Saved data entries:
━━━━━━━━

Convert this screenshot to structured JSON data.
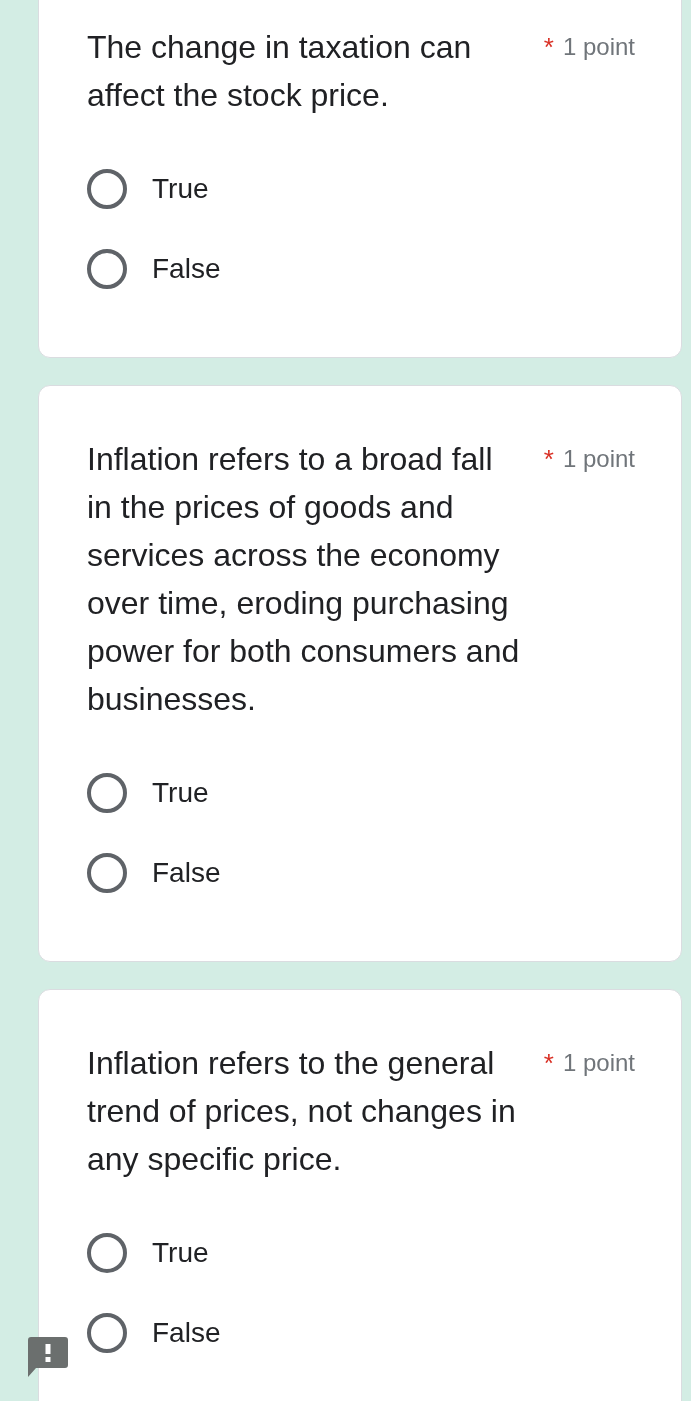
{
  "questions": [
    {
      "text": "The change in taxation can affect the stock price.",
      "required_mark": "*",
      "points": "1 point",
      "options": [
        {
          "label": "True",
          "selected": false
        },
        {
          "label": "False",
          "selected": false
        }
      ]
    },
    {
      "text": "Inflation refers to a broad fall in the prices of goods and services across the economy over time, eroding purchasing power for both consumers and businesses.",
      "required_mark": "*",
      "points": "1 point",
      "options": [
        {
          "label": "True",
          "selected": false
        },
        {
          "label": "False",
          "selected": false
        }
      ]
    },
    {
      "text": "Inflation refers to the general trend of prices, not changes in any specific price.",
      "required_mark": "*",
      "points": "1 point",
      "options": [
        {
          "label": "True",
          "selected": false
        },
        {
          "label": "False",
          "selected": false
        }
      ]
    }
  ]
}
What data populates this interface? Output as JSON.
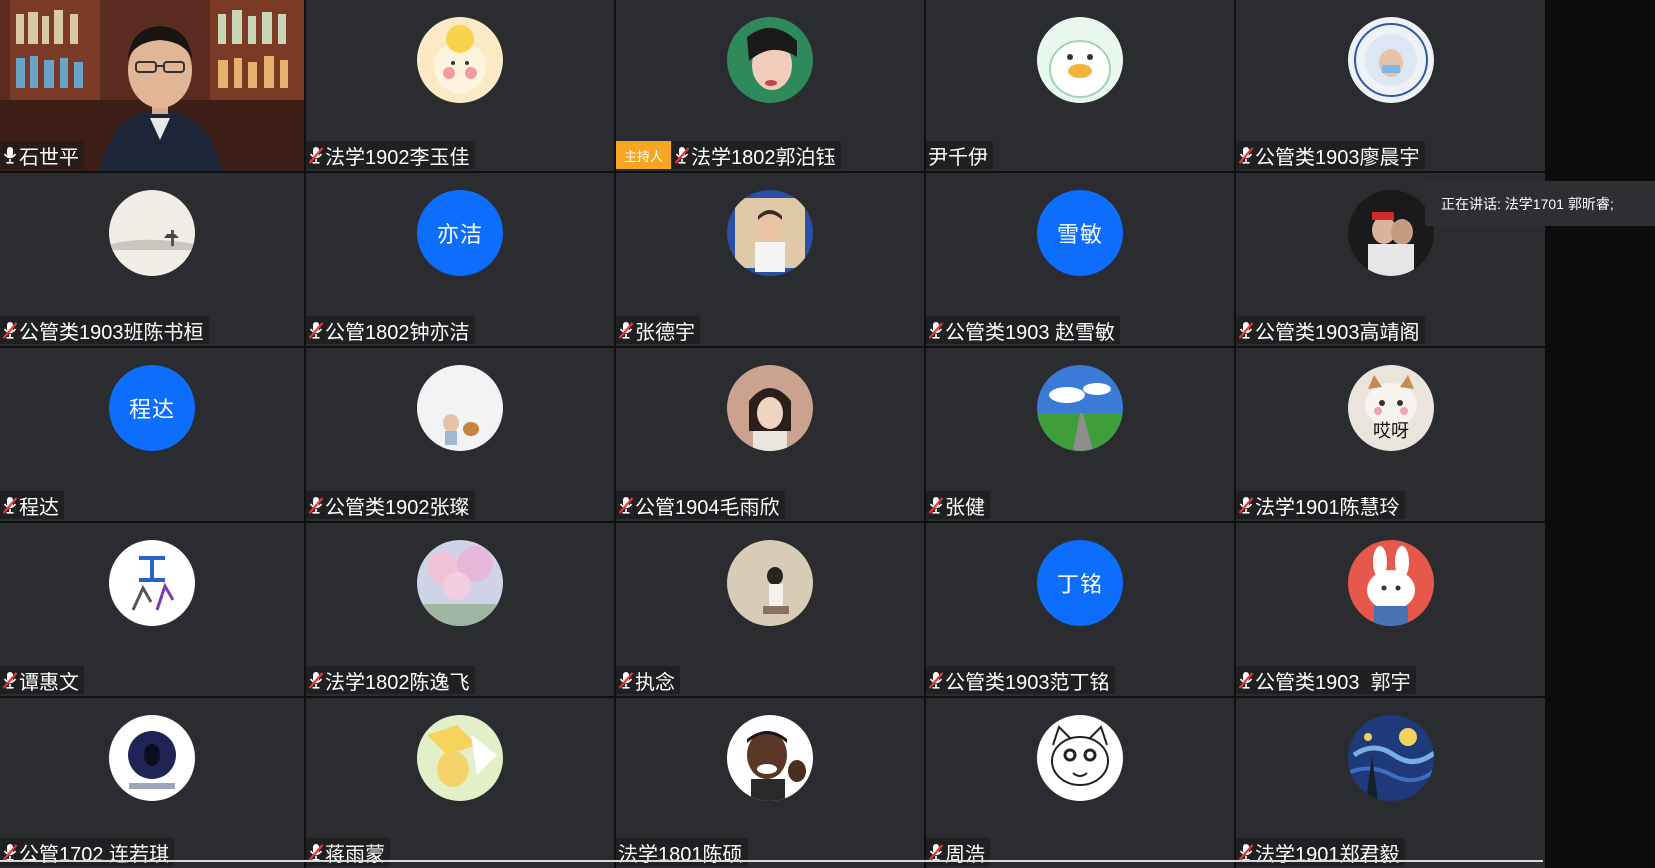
{
  "participants": [
    {
      "name": "石世平",
      "self": true,
      "mic": "on",
      "avatar": "video-feed"
    },
    {
      "name": "法学1902李玉佳",
      "mic": "muted",
      "avatar": "cartoon-girl-photo"
    },
    {
      "name": "法学1802郭泊钰",
      "mic": "muted",
      "host": true,
      "avatar": "girl-portrait-photo"
    },
    {
      "name": "尹千伊",
      "mic": "none",
      "avatar": "cartoon-duck-photo"
    },
    {
      "name": "公管类1903廖晨宇",
      "mic": "muted",
      "avatar": "university-badge-photo"
    },
    {
      "name": "公管类1903班陈书桓",
      "mic": "muted",
      "avatar": "ink-landscape-photo"
    },
    {
      "name": "公管1802钟亦洁",
      "mic": "muted",
      "avatar_text": "亦洁"
    },
    {
      "name": "张德宇",
      "mic": "muted",
      "avatar": "young-man-photo"
    },
    {
      "name": "公管类1903 赵雪敏",
      "mic": "muted",
      "avatar_text": "雪敏"
    },
    {
      "name": "公管类1903高靖阁",
      "mic": "muted",
      "avatar": "couple-photo"
    },
    {
      "name": "程达",
      "mic": "muted",
      "avatar_text": "程达"
    },
    {
      "name": "公管类1902张璨",
      "mic": "muted",
      "avatar": "child-and-dog-photo"
    },
    {
      "name": "公管1904毛雨欣",
      "mic": "muted",
      "avatar": "girl-bob-hair-photo"
    },
    {
      "name": "张健",
      "mic": "muted",
      "avatar": "road-sky-photo"
    },
    {
      "name": "法学1901陈慧玲",
      "mic": "muted",
      "avatar": "cat-meme-photo",
      "avatar_caption": "哎呀"
    },
    {
      "name": "谭惠文",
      "mic": "muted",
      "avatar": "dance-logo-photo"
    },
    {
      "name": "法学1802陈逸飞",
      "mic": "muted",
      "avatar": "cherry-blossom-photo"
    },
    {
      "name": "执念",
      "mic": "muted",
      "avatar": "girl-sitting-photo"
    },
    {
      "name": "公管类1903范丁铭",
      "mic": "muted",
      "avatar_text": "丁铭"
    },
    {
      "name": "公管类1903  郭宇",
      "mic": "muted",
      "avatar": "bunny-cartoon-photo"
    },
    {
      "name": "公管1702 连若琪",
      "mic": "muted",
      "avatar": "night-portrait-photo"
    },
    {
      "name": "蒋雨蒙",
      "mic": "muted",
      "avatar": "anime-character-photo"
    },
    {
      "name": "法学1801陈硕",
      "mic": "none",
      "avatar": "cartoon-man-photo"
    },
    {
      "name": "周浩",
      "mic": "muted",
      "avatar": "cat-sketch-photo"
    },
    {
      "name": "法学1901郑君毅",
      "mic": "muted",
      "avatar": "starry-night-photo"
    }
  ],
  "host_badge": "主持人",
  "speaking_tooltip": "正在讲话: 法学1701 郭昕睿;",
  "colors": {
    "tile_bg": "#2a2c30",
    "text_avatar_bg": "#0d6efd",
    "host_badge_bg": "#f6a623",
    "muted_slash": "#e53935"
  }
}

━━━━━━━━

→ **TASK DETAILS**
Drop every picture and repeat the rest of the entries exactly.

→ **OUTPUT**
Convert this screenshot to structured JSON data.
{
  "questions": [
    {
      "text": "The change in taxation can affect the stock price.",
      "required_mark": "*",
      "points": "1 point",
      "options": [
        {
          "label": "True",
          "selected": false
        },
        {
          "label": "False",
          "selected": false
        }
      ]
    },
    {
      "text": "Inflation refers to a broad fall in the prices of goods and services across the economy over time, eroding purchasing power for both consumers and businesses.",
      "required_mark": "*",
      "points": "1 point",
      "options": [
        {
          "label": "True",
          "selected": false
        },
        {
          "label": "False",
          "selected": false
        }
      ]
    },
    {
      "text": "Inflation refers to the general trend of prices, not changes in any specific price.",
      "required_mark": "*",
      "points": "1 point",
      "options": [
        {
          "label": "True",
          "selected": false
        },
        {
          "label": "False",
          "selected": false
        }
      ]
    }
  ]
}
What data populates this interface? Output as JSON.
{
  "participants": [
    {
      "name": "石世平",
      "self": true,
      "mic": "on",
      "avatar": "video-feed"
    },
    {
      "name": "法学1902李玉佳",
      "mic": "muted",
      "avatar": "cartoon-girl-photo"
    },
    {
      "name": "法学1802郭泊钰",
      "mic": "muted",
      "host": true,
      "avatar": "girl-portrait-photo"
    },
    {
      "name": "尹千伊",
      "mic": "none",
      "avatar": "cartoon-duck-photo"
    },
    {
      "name": "公管类1903廖晨宇",
      "mic": "muted",
      "avatar": "university-badge-photo"
    },
    {
      "name": "公管类1903班陈书桓",
      "mic": "muted",
      "avatar": "ink-landscape-photo"
    },
    {
      "name": "公管1802钟亦洁",
      "mic": "muted",
      "avatar_text": "亦洁"
    },
    {
      "name": "张德宇",
      "mic": "muted",
      "avatar": "young-man-photo"
    },
    {
      "name": "公管类1903 赵雪敏",
      "mic": "muted",
      "avatar_text": "雪敏"
    },
    {
      "name": "公管类1903高靖阁",
      "mic": "muted",
      "avatar": "couple-photo"
    },
    {
      "name": "程达",
      "mic": "muted",
      "avatar_text": "程达"
    },
    {
      "name": "公管类1902张璨",
      "mic": "muted",
      "avatar": "child-and-dog-photo"
    },
    {
      "name": "公管1904毛雨欣",
      "mic": "muted",
      "avatar": "girl-bob-hair-photo"
    },
    {
      "name": "张健",
      "mic": "muted",
      "avatar": "road-sky-photo"
    },
    {
      "name": "法学1901陈慧玲",
      "mic": "muted",
      "avatar": "cat-meme-photo",
      "avatar_caption": "哎呀"
    },
    {
      "name": "谭惠文",
      "mic": "muted",
      "avatar": "dance-logo-photo"
    },
    {
      "name": "法学1802陈逸飞",
      "mic": "muted",
      "avatar": "cherry-blossom-photo"
    },
    {
      "name": "执念",
      "mic": "muted",
      "avatar": "girl-sitting-photo"
    },
    {
      "name": "公管类1903范丁铭",
      "mic": "muted",
      "avatar_text": "丁铭"
    },
    {
      "name": "公管类1903  郭宇",
      "mic": "muted",
      "avatar": "bunny-cartoon-photo"
    },
    {
      "name": "公管1702 连若琪",
      "mic": "muted",
      "avatar": "night-portrait-photo"
    },
    {
      "name": "蒋雨蒙",
      "mic": "muted",
      "avatar": "anime-character-photo"
    },
    {
      "name": "法学1801陈硕",
      "mic": "none",
      "avatar": "cartoon-man-photo"
    },
    {
      "name": "周浩",
      "mic": "muted",
      "avatar": "cat-sketch-photo"
    },
    {
      "name": "法学1901郑君毅",
      "mic": "muted",
      "avatar": "starry-night-photo"
    }
  ],
  "host_badge": "主持人",
  "speaking_tooltip": "正在讲话: 法学1701 郭昕睿;",
  "colors": {
    "tile_bg": "#2a2c30",
    "text_avatar_bg": "#0d6efd",
    "host_badge_bg": "#f6a623",
    "muted_slash": "#e53935"
  }
}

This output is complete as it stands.